Syphilis is an STI caused by bacterium that can cause long term complications and/ or death if not treated well and in time. It is transmitted from person to person through direct contact with syphilis sores found on genital area, anus or rectum.  The sores can also appear on the lips and in the mouth. It is mainly transmitted through sexual contact. Pregnant women can pass this disease to their unborn children.

The average time before the symptoms are seen range between 10 to 90 days. There are three stages of symptoms in adults:

  • Primary stage - it is characterized by the appearance of single sore or multiple isolated sores. It is usually round, firm and painless and can go unnoticed for a long time. It goes one for a maximum of six weeks and heals regardless of whether it is treated or not.
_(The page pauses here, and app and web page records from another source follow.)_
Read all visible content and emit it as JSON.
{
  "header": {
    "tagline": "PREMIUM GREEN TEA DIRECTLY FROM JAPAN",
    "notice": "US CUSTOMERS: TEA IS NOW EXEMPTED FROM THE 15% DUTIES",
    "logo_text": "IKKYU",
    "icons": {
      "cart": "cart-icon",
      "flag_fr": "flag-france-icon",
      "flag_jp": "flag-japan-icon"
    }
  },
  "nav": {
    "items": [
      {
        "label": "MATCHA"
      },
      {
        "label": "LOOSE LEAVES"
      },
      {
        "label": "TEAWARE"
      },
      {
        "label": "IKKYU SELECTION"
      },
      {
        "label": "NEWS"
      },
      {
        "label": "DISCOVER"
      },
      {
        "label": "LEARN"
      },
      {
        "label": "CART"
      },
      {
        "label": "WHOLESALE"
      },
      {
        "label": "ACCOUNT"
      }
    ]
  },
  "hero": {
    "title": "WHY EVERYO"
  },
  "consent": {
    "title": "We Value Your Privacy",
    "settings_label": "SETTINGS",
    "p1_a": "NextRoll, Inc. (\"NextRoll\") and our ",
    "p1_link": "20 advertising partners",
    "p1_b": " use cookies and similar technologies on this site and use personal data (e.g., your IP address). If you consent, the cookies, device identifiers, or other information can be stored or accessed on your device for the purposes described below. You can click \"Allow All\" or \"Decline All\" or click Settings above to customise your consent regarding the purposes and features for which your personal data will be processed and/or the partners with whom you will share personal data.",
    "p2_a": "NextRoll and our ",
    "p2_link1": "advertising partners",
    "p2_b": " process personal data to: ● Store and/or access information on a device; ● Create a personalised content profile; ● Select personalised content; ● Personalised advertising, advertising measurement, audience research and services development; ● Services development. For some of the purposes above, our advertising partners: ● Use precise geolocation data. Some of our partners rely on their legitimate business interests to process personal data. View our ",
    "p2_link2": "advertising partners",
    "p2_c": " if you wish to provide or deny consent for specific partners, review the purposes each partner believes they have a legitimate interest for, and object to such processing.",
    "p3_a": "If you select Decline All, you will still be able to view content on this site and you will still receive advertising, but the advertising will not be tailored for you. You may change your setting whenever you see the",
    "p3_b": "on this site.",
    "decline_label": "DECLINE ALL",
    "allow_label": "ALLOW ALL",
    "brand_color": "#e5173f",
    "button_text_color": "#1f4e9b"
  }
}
If untreated, the infection progresses to the next stage.
  • Secondary stage - it is characterized by skin rashes and sores in the mouth, vagina or anus. It is referred to as mucous membrane lesions. The rashes appear first in a few areas and spreads after the primary sores have healed. They can appear on the palms or feet. Large, raised, gray or white lesions may occur in warm or most areas of the body like the mouth and anus. Other symptoms associated with this stage include fevers, swollen lymph glands, sore throat, muscle aches and fatigue.
  • Late and latent stages - this usually appears between ten and thirty years after infection. At this time, the primary and secondary symptoms disappear which may give the illusion of full healing.  However, complications at this stage include difficulty in muscle movement coordination, numbness, paralysis, gradual blindness, and dementia.
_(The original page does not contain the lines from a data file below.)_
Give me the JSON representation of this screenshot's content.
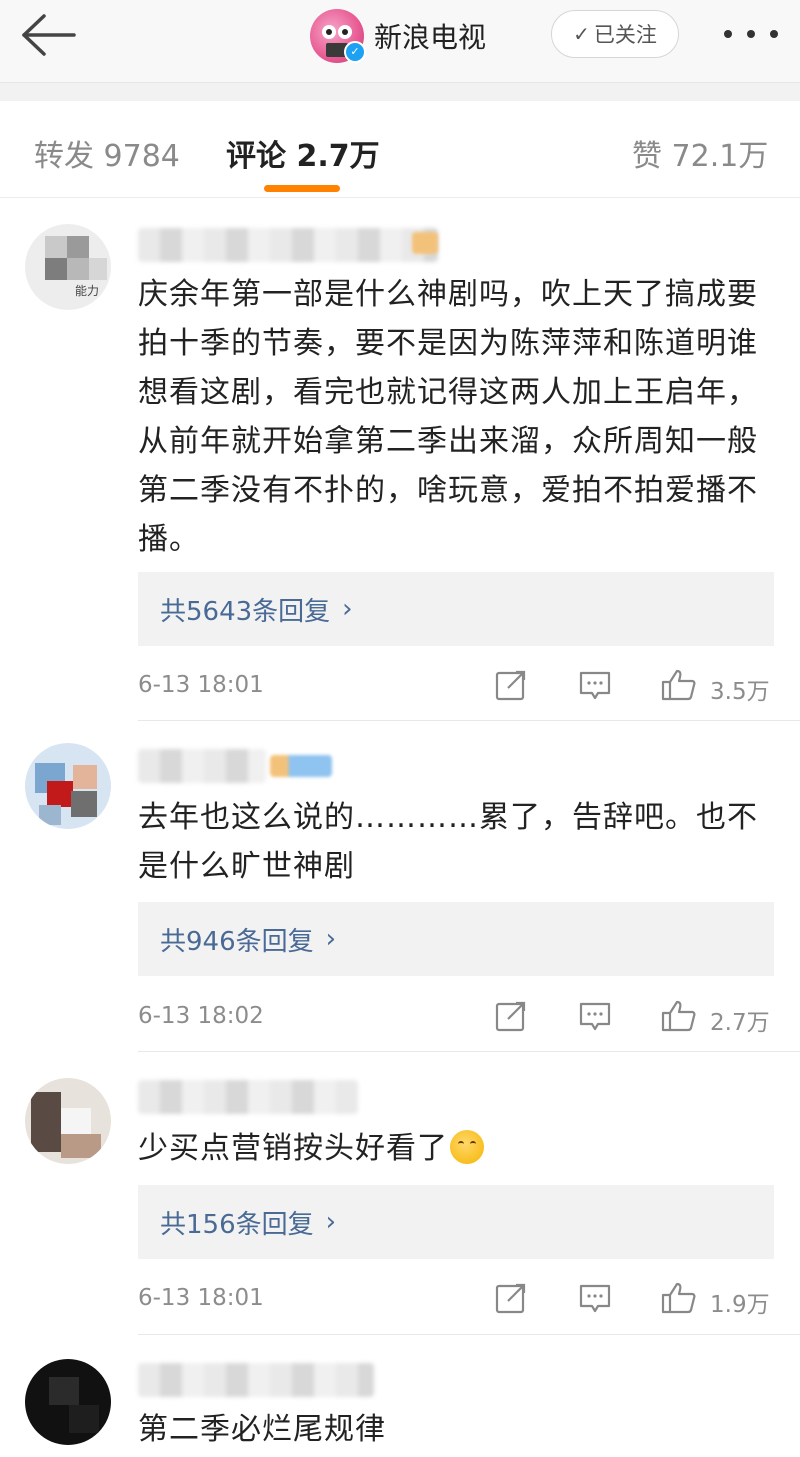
{
  "header": {
    "back_icon": "arrow-left-icon",
    "account_name": "新浪电视",
    "verified_icon": "verified-check-icon",
    "follow_label": "已关注",
    "follow_icon": "check-icon",
    "more_icon": "more-dots-icon"
  },
  "tabs": {
    "reposts": "转发 9784",
    "comments": "评论 2.7万",
    "likes": "赞 72.1万",
    "accent": "#ff8200"
  },
  "comments": [
    {
      "text": "庆余年第一部是什么神剧吗，吹上天了搞成要拍十季的节奏，要不是因为陈萍萍和陈道明谁想看这剧，看完也就记得这两人加上王启年，从前年就开始拿第二季出来溜，众所周知一般第二季没有不扑的，啥玩意，爱拍不拍爱播不播。",
      "avatar_text": "能力",
      "replies": "共5643条回复",
      "time": "6-13 18:01",
      "likes": "3.5万"
    },
    {
      "text": "去年也这么说的…………累了，告辞吧。也不是什么旷世神剧",
      "replies": "共946条回复",
      "time": "6-13 18:02",
      "likes": "2.7万"
    },
    {
      "text": "少买点营销按头好看了",
      "emoji_icon": "hugging-face-emoji",
      "replies": "共156条回复",
      "time": "6-13 18:01",
      "likes": "1.9万"
    },
    {
      "text": "第二季必烂尾规律"
    }
  ],
  "colors": {
    "link": "#4a6a96",
    "meta": "#8c8c8c",
    "reply_bg": "#f2f2f2"
  }
}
Babies born with syphilis have many health problems; premature birth, low birth weight, or still births. If they survive, they may develop deafness, cataracts or seizures. 

Syphilis is easy to cure with prescription antibiotics which must be taken as directed. Treatment cannot repair the damage caused by the bacteria. Follow up testing is recommended to ensure success. However, there is a possibility of reinfection if one has sexual contact with an infected person. Like all STIs, this can be prevented through having one sexual partner and using condoms during sex.